* [Work item] Repeat every entry word for word; omit all pictures.

* [Material to process]
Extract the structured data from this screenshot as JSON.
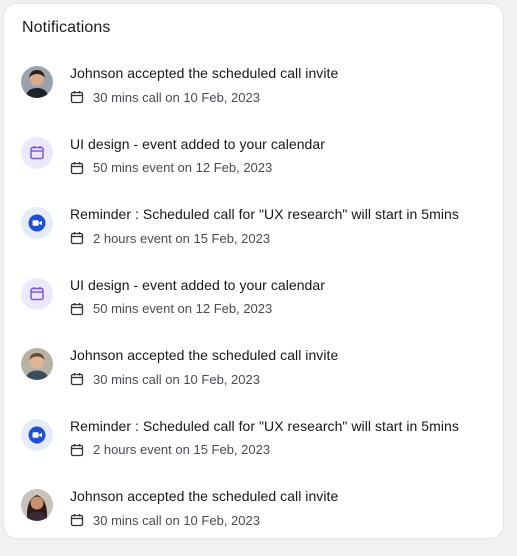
{
  "panel": {
    "title": "Notifications"
  },
  "notifications": [
    {
      "type": "avatar",
      "avatar": "person-avatar-1",
      "title": "Johnson accepted the scheduled call invite",
      "meta": "30 mins call on 10 Feb, 2023",
      "meta_icon": "calendar-icon"
    },
    {
      "type": "calendar",
      "icon": "calendar-icon",
      "title": "UI design - event added to your calendar",
      "meta": "50 mins event on 12 Feb, 2023",
      "meta_icon": "calendar-icon"
    },
    {
      "type": "video",
      "icon": "video-camera-icon",
      "title": "Reminder : Scheduled call for \"UX research\" will start in 5mins",
      "meta": "2 hours event on 15 Feb, 2023",
      "meta_icon": "calendar-icon"
    },
    {
      "type": "calendar",
      "icon": "calendar-icon",
      "title": "UI design - event added to your calendar",
      "meta": "50 mins event on 12 Feb, 2023",
      "meta_icon": "calendar-icon"
    },
    {
      "type": "avatar",
      "avatar": "person-avatar-2",
      "title": "Johnson accepted the scheduled call invite",
      "meta": "30 mins call on 10 Feb, 2023",
      "meta_icon": "calendar-icon"
    },
    {
      "type": "video",
      "icon": "video-camera-icon",
      "title": "Reminder : Scheduled call for \"UX research\" will start in 5mins",
      "meta": "2 hours event on 15 Feb, 2023",
      "meta_icon": "calendar-icon"
    },
    {
      "type": "avatar",
      "avatar": "person-avatar-3",
      "title": "Johnson accepted the scheduled call invite",
      "meta": "30 mins call on 10 Feb, 2023",
      "meta_icon": "calendar-icon"
    }
  ],
  "colors": {
    "calendar_badge_bg": "#ece8fb",
    "calendar_badge_fg": "#7b5ad9",
    "video_badge_bg": "#e6ebf8",
    "video_badge_fg": "#1f4fd6"
  }
}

* [Answer space]
Extract the structured data from this screenshot as JSON.
{
  "panel": {
    "title": "Notifications"
  },
  "notifications": [
    {
      "type": "avatar",
      "avatar": "person-avatar-1",
      "title": "Johnson accepted the scheduled call invite",
      "meta": "30 mins call on 10 Feb, 2023",
      "meta_icon": "calendar-icon"
    },
    {
      "type": "calendar",
      "icon": "calendar-icon",
      "title": "UI design - event added to your calendar",
      "meta": "50 mins event on 12 Feb, 2023",
      "meta_icon": "calendar-icon"
    },
    {
      "type": "video",
      "icon": "video-camera-icon",
      "title": "Reminder : Scheduled call for \"UX research\" will start in 5mins",
      "meta": "2 hours event on 15 Feb, 2023",
      "meta_icon": "calendar-icon"
    },
    {
      "type": "calendar",
      "icon": "calendar-icon",
      "title": "UI design - event added to your calendar",
      "meta": "50 mins event on 12 Feb, 2023",
      "meta_icon": "calendar-icon"
    },
    {
      "type": "avatar",
      "avatar": "person-avatar-2",
      "title": "Johnson accepted the scheduled call invite",
      "meta": "30 mins call on 10 Feb, 2023",
      "meta_icon": "calendar-icon"
    },
    {
      "type": "video",
      "icon": "video-camera-icon",
      "title": "Reminder : Scheduled call for \"UX research\" will start in 5mins",
      "meta": "2 hours event on 15 Feb, 2023",
      "meta_icon": "calendar-icon"
    },
    {
      "type": "avatar",
      "avatar": "person-avatar-3",
      "title": "Johnson accepted the scheduled call invite",
      "meta": "30 mins call on 10 Feb, 2023",
      "meta_icon": "calendar-icon"
    }
  ],
  "colors": {
    "calendar_badge_bg": "#ece8fb",
    "calendar_badge_fg": "#7b5ad9",
    "video_badge_bg": "#e6ebf8",
    "video_badge_fg": "#1f4fd6"
  }
}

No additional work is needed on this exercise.